- How to react when someone’s beliefs sound crazy to you.
The Big List of 530 Free Online Courses from Top Universities (New Additions)
Anyone see the meteorites shoot by above Ireland? Reports from Dublin, Belfast, Derry and Manchester. I did and it was awesome! Space rocks!
— Belfast Skeptics (@BelfastSkeptics) September 21, 2012
Fact: The Catholic Church loves to use the phrase “dignity of the human person”. It’svague and interpreted so widely. Misused by many.
— Belfast Skeptics (@BelfastSkeptics) September 22, 2012
I wish I was an ‘old school’ skeptic. Those guys and girls know it’s about more than words.
— Hayley M Stevens (@Hayleystevens) September 22, 2012
Belfast’s slogan ‘our time our place’ is only true if you like 1950’s licensing hours and shop opening times. #Stop torturing tourists.
— Jake O’Kane (@JakeOKane) September 16, 2012
I wonder what Young Earth Creationists make of the 2001 film ‘Evolution’ staring David Duchovny…
— Belfast Skeptics (@BelfastSkeptics) September 19, 2012
Atheism isn’t the enemy of religion, education is. </brainfart>
— Bish (@SimonBishop) September 15, 2012
Tickets for to QEDcon: Question, Explore, Discover conference in Manchester 13-14 April 2013 — We’ll be there, and we’re very excited!
Some of us went to the conference in 2011: Conor penned a rather beautiful post titled ‘A letter to QED‘ detailing the events which took place and generally how amazing it was. And amazing, it was.
QED is is a two-day science and skepticism convention taking place at the Mercure Piccadilly Hotel in Manchester on the 13th-14th April 2013. The conference features a diverse set of speakers on a range of topics of general Skepticism and popular science: enriching minds and motivating people.
The event is organised by North West Skeptical Events Ltd on behalf of the Merseyside Skeptics Society and the Greater Manchester Skeptics Society. The nominated charity this year is Good Thinking Society, a fantastic organisation set up to “to encourage curiosity and promote rational thinking”.
We’ll be tweeting and blogging from the event as much as possible. We’ll also be harassing (no not sexually!) as many of the speakers as we can. Also, books will be signed!

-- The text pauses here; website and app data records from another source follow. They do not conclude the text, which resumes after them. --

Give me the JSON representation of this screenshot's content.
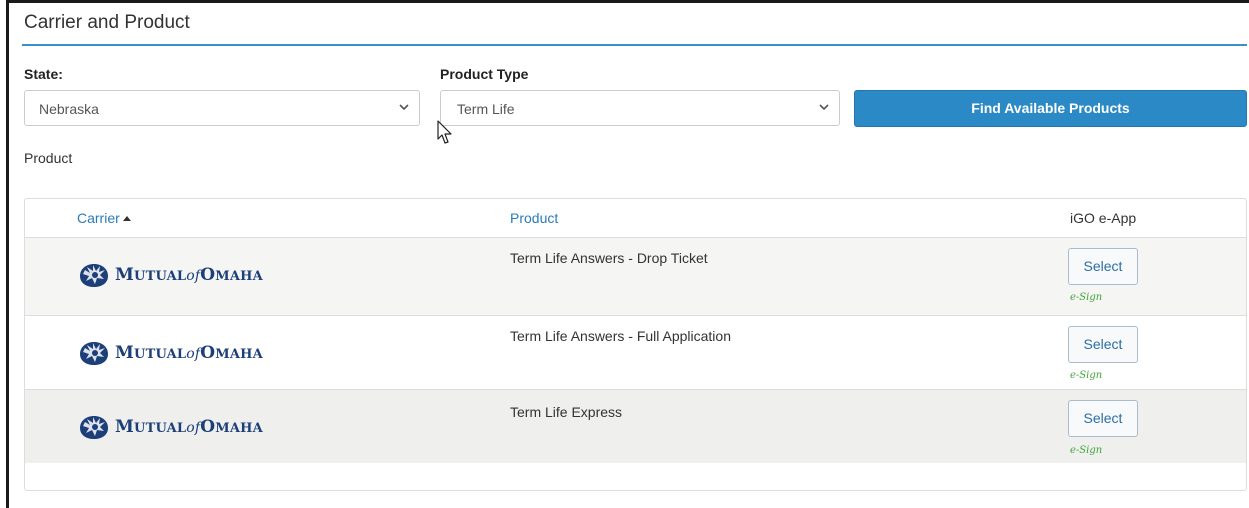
{
  "section": {
    "title": "Carrier and Product"
  },
  "form": {
    "state_label": "State:",
    "state_value": "Nebraska",
    "product_type_label": "Product Type",
    "product_type_value": "Term Life",
    "find_button": "Find Available Products"
  },
  "product_label": "Product",
  "table": {
    "headers": {
      "carrier": "Carrier",
      "product": "Product",
      "igo": "iGO e-App"
    },
    "sort": {
      "column": "carrier",
      "direction": "ascending"
    },
    "rows": [
      {
        "carrier": "Mutual of Omaha",
        "product": "Term Life Answers - Drop Ticket",
        "action": "Select",
        "esign": "e-Sign"
      },
      {
        "carrier": "Mutual of Omaha",
        "product": "Term Life Answers - Full Application",
        "action": "Select",
        "esign": "e-Sign"
      },
      {
        "carrier": "Mutual of Omaha",
        "product": "Term Life Express",
        "action": "Select",
        "esign": "e-Sign"
      }
    ]
  },
  "colors": {
    "accent": "#2b8ac6",
    "link": "#2b7bb9",
    "esign": "#3fa53a",
    "logo": "#1c3f7a"
  },
  "icons": {
    "dropdown": "chevron-down-icon",
    "sort": "sort-ascending-icon",
    "logo": "lion-head-icon"
  }
}
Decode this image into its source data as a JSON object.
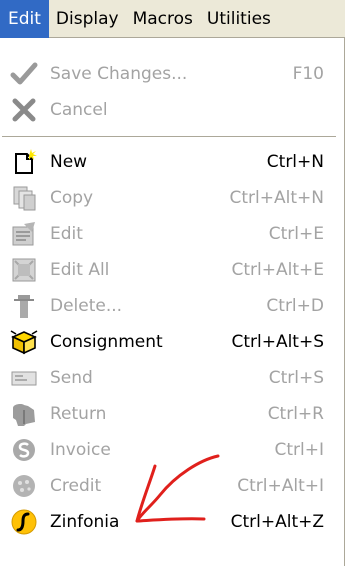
{
  "menubar": {
    "items": [
      {
        "label": "Edit",
        "active": true
      },
      {
        "label": "Display"
      },
      {
        "label": "Macros"
      },
      {
        "label": "Utilities"
      }
    ]
  },
  "menu": {
    "save_changes": {
      "label": "Save Changes...",
      "shortcut": "F10",
      "enabled": false,
      "icon": "checkmark-icon"
    },
    "cancel": {
      "label": "Cancel",
      "shortcut": "",
      "enabled": false,
      "icon": "x-icon"
    },
    "new": {
      "label": "New",
      "shortcut": "Ctrl+N",
      "enabled": true,
      "icon": "new-document-icon"
    },
    "copy": {
      "label": "Copy",
      "shortcut": "Ctrl+Alt+N",
      "enabled": false,
      "icon": "copy-icon"
    },
    "edit": {
      "label": "Edit",
      "shortcut": "Ctrl+E",
      "enabled": false,
      "icon": "edit-icon"
    },
    "edit_all": {
      "label": "Edit All",
      "shortcut": "Ctrl+Alt+E",
      "enabled": false,
      "icon": "edit-all-icon"
    },
    "delete": {
      "label": "Delete...",
      "shortcut": "Ctrl+D",
      "enabled": false,
      "icon": "delete-icon"
    },
    "consignment": {
      "label": "Consignment",
      "shortcut": "Ctrl+Alt+S",
      "enabled": true,
      "icon": "consignment-box-icon"
    },
    "send": {
      "label": "Send",
      "shortcut": "Ctrl+S",
      "enabled": false,
      "icon": "send-icon"
    },
    "return": {
      "label": "Return",
      "shortcut": "Ctrl+R",
      "enabled": false,
      "icon": "return-icon"
    },
    "invoice": {
      "label": "Invoice",
      "shortcut": "Ctrl+I",
      "enabled": false,
      "icon": "invoice-icon"
    },
    "credit": {
      "label": "Credit",
      "shortcut": "Ctrl+Alt+I",
      "enabled": false,
      "icon": "credit-icon"
    },
    "zinfonia": {
      "label": "Zinfonia",
      "shortcut": "Ctrl+Alt+Z",
      "enabled": true,
      "icon": "zinfonia-icon"
    }
  },
  "colors": {
    "menu_highlight": "#316ac5",
    "disabled_text": "#a3a3a3",
    "annotation_arrow": "#e0201c"
  }
}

After a break from events and gatherings in the physical realm we’re back this month and we have a lovely new city centre venue!
2nd Floor Room,
Queens Square, 7.30pm.
Feels like we’re moving up in the world, a lovely central location and a private room on the 2nd floor which I didn’t even know existed. You could say I was sceptical until I saw it. So grab a beverage and we’ll chat about what’s going on in the world of freethough, and not-so-freethough. From creationism and how it appears to be taking a greater hold on society than ever, let alone their influence within NI politics, integrated education in Northern Ireland, and who in Stormont is in favour of this,
We will also discuss where Belfast Skeptics is heading in this version titled BelfastSkeptics 2.0: Social justice and being a positive source of good. Good without God. Sounds like the title of a talk, though not one I plan to give as such, but something I have thoughts on, and will expand on in a post.
As the anti-theism and rational thinking “movement” gains momentum worldwide, Northern Ireland is still far behind, much like it is on everything else. I learned recently that Northern Ireland is 12 years behind England in terms of arts audiences and participation. Giving it a value changes one’s perspective on the situation. In terms of religious, attitudes it is known that we have a lot of work to do.
Belfast Skeptics in the Pub is a place for those who want change to take place in Northern Ireland; whether it relates to how the politicians deal with banning blood from gay people, how long we have to wait before marriage is equal and opened up to same-sex couples, why are our shops still only open for 5hrs on a Sunday resulting in a ghost-town effect and hindering economic growth and valued tourism, or a whole plethora of aspects of live in Northern Ireland in which it is clear no logic was used whatsoever, certainly not the sort that would ensure that beliefs and ideals of some will be enforced on the masses.
Register your attendance on Facebook.